▶ _TASK REQUIREMENTS_
Your task is to filter the data below down to the lines holding "Benzyna".

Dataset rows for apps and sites

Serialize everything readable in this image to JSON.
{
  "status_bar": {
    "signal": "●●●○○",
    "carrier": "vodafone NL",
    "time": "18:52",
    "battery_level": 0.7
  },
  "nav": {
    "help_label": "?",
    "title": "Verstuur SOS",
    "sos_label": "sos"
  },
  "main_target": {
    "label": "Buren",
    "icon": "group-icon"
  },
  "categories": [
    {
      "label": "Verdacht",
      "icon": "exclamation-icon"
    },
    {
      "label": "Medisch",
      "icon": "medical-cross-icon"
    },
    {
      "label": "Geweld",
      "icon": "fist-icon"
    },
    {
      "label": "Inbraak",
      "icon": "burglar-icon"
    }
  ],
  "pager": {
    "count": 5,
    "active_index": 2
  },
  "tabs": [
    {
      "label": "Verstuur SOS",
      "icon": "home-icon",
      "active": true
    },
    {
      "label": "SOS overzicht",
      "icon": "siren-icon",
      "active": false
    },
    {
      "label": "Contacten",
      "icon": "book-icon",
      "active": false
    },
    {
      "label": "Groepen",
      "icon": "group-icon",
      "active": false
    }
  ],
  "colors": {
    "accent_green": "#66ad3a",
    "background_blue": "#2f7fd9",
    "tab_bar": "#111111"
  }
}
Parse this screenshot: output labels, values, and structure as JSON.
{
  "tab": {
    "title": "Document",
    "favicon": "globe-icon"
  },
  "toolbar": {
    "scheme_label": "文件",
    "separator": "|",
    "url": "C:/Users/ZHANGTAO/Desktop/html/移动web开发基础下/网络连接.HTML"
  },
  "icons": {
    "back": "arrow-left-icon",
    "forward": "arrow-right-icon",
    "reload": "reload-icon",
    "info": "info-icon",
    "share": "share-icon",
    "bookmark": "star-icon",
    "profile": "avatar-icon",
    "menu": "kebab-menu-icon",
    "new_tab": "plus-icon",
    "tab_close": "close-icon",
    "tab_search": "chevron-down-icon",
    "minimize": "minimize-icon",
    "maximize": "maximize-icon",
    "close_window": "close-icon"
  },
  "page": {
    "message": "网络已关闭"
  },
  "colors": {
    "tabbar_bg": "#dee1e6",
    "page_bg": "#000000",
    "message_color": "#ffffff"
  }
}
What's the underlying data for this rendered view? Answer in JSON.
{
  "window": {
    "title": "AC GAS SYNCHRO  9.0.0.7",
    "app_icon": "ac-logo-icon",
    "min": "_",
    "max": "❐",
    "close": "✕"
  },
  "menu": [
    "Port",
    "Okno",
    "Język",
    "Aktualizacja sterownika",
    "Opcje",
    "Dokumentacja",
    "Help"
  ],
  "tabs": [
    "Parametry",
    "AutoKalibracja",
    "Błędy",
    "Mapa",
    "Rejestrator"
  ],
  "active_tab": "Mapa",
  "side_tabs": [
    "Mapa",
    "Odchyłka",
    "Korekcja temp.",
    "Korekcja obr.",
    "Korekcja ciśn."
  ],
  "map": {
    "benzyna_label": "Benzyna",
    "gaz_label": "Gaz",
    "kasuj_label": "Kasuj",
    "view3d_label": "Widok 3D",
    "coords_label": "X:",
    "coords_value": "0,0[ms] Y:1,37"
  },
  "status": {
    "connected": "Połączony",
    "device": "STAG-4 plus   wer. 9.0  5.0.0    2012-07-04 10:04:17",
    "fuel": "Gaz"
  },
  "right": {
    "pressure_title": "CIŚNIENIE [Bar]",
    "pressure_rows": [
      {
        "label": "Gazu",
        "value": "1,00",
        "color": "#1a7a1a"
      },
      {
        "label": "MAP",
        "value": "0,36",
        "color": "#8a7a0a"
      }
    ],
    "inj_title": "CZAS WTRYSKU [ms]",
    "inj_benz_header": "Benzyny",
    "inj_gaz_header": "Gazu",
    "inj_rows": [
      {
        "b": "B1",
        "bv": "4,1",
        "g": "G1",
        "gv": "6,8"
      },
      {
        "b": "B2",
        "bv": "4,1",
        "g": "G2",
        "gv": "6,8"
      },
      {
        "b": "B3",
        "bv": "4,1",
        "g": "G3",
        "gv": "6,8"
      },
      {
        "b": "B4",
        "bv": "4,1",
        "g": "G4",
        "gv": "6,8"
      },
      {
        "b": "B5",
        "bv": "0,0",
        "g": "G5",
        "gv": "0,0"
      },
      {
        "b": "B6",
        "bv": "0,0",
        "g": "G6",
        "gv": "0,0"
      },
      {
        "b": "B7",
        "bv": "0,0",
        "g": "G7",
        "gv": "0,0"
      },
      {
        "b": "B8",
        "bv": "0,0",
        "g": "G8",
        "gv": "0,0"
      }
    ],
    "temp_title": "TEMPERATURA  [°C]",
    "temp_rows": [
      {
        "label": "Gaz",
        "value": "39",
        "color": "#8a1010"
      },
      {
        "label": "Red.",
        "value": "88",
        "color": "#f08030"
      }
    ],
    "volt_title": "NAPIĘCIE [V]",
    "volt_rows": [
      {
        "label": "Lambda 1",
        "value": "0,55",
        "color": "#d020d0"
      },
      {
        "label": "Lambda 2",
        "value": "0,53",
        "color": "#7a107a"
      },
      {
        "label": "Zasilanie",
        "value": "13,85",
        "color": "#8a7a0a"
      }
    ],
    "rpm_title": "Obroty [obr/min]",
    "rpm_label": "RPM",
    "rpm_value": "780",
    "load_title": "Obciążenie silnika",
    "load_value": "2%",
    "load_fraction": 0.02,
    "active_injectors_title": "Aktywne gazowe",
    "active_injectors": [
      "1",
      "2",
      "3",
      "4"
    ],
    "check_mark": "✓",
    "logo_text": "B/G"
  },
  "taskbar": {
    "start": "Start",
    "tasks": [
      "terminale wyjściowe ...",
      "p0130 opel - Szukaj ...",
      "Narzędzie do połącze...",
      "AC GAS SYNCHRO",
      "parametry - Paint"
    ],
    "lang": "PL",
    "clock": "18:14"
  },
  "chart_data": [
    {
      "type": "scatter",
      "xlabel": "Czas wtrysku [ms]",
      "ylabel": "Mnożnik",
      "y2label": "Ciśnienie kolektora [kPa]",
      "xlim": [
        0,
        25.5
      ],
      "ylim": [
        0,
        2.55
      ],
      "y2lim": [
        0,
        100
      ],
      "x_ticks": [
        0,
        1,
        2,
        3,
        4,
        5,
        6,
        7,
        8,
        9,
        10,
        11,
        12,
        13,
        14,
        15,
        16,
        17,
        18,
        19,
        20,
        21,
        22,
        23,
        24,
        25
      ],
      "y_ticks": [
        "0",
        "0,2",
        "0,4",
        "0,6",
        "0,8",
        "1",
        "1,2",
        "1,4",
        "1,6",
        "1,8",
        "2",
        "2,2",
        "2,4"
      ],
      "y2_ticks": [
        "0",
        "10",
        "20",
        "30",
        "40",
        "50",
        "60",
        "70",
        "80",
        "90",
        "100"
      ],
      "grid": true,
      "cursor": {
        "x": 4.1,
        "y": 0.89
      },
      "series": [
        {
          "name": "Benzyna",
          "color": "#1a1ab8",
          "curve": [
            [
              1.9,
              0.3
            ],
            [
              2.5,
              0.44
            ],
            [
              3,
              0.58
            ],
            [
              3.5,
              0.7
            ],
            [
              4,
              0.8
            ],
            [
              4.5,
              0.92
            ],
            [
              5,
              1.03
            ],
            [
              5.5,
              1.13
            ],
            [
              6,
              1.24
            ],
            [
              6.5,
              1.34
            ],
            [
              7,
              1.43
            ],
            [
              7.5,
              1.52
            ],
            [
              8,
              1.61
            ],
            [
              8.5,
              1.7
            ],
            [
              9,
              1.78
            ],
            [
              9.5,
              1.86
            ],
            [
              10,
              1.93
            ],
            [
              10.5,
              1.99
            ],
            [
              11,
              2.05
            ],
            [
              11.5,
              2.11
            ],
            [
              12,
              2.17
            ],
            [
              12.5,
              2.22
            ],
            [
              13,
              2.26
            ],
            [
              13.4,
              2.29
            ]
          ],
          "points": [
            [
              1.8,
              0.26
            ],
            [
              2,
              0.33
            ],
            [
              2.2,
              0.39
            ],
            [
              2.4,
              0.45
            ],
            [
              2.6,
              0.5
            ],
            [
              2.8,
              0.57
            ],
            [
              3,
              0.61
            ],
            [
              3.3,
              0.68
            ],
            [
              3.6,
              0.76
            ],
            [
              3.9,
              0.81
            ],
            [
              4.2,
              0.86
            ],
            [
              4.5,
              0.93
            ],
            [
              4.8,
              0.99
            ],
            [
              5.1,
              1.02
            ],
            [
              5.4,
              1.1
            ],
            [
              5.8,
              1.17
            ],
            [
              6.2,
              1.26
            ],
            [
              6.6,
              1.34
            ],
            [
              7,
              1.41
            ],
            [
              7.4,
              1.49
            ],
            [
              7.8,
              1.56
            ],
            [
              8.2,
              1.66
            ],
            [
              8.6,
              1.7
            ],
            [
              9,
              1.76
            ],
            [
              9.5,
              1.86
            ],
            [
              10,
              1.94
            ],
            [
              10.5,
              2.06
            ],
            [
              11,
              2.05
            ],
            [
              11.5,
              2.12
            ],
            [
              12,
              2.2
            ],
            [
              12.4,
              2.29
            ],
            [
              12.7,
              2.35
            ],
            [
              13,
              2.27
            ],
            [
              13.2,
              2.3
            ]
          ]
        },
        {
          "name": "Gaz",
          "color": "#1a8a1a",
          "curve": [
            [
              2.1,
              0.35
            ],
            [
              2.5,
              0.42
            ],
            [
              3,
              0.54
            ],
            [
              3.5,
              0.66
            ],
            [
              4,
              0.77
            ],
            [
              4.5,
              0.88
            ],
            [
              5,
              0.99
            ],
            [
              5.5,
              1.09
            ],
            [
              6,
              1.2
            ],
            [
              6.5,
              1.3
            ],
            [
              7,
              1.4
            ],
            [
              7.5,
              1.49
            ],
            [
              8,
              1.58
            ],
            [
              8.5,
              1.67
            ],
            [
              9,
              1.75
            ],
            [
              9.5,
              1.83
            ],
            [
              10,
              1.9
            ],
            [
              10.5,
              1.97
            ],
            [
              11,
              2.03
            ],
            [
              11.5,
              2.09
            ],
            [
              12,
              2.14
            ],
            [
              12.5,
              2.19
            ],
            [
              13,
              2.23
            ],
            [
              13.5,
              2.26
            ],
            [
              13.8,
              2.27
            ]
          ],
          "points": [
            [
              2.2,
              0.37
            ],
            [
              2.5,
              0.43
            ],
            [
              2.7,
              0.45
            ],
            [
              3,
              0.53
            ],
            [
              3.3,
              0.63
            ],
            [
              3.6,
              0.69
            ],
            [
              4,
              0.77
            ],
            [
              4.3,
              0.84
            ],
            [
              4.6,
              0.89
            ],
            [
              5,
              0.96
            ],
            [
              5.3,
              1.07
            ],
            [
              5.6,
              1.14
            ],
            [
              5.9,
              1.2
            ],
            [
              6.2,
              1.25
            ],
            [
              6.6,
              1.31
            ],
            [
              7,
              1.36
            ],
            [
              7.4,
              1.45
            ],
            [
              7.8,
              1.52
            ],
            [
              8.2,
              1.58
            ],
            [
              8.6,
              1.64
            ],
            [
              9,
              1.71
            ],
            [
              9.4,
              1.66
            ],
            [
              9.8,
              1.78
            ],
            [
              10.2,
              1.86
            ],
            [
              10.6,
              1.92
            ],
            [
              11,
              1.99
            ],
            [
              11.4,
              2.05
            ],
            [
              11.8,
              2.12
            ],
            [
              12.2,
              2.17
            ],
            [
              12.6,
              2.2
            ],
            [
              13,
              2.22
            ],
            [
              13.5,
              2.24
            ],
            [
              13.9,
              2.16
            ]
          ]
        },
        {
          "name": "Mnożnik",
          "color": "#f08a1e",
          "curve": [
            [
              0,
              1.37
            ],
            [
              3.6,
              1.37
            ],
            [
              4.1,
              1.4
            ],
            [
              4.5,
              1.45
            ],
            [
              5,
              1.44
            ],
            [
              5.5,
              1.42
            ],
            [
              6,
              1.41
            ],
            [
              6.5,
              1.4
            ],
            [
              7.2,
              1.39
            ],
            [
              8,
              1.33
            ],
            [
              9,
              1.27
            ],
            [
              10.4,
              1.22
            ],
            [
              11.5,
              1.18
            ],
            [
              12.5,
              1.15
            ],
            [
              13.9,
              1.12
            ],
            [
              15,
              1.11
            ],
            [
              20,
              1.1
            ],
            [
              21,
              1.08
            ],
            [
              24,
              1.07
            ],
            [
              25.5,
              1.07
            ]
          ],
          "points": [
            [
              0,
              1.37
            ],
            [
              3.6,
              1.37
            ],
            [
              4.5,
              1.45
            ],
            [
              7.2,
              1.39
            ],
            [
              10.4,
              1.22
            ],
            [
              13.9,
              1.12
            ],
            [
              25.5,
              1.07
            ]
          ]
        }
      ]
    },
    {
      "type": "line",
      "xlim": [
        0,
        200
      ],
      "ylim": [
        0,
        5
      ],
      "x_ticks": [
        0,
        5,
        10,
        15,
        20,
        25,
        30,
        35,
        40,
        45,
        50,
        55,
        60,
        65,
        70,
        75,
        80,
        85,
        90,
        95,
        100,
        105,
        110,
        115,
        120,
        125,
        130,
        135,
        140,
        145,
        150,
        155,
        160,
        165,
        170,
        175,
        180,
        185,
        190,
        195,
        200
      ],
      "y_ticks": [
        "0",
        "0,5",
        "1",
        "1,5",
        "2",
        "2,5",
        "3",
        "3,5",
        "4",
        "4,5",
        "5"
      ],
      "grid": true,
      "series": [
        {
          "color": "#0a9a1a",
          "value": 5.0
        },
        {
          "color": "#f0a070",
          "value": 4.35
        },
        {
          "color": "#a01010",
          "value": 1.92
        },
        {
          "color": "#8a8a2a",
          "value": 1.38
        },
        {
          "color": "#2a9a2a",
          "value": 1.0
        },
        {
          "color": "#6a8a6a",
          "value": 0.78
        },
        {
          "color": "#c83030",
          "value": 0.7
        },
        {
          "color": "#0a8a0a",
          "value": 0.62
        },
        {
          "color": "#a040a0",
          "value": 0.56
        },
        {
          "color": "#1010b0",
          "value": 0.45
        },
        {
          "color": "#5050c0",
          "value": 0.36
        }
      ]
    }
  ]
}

▶ _COMPLETED EXERCISE_
    "benzyna_label": "Benzyna",
          "name": "Benzyna",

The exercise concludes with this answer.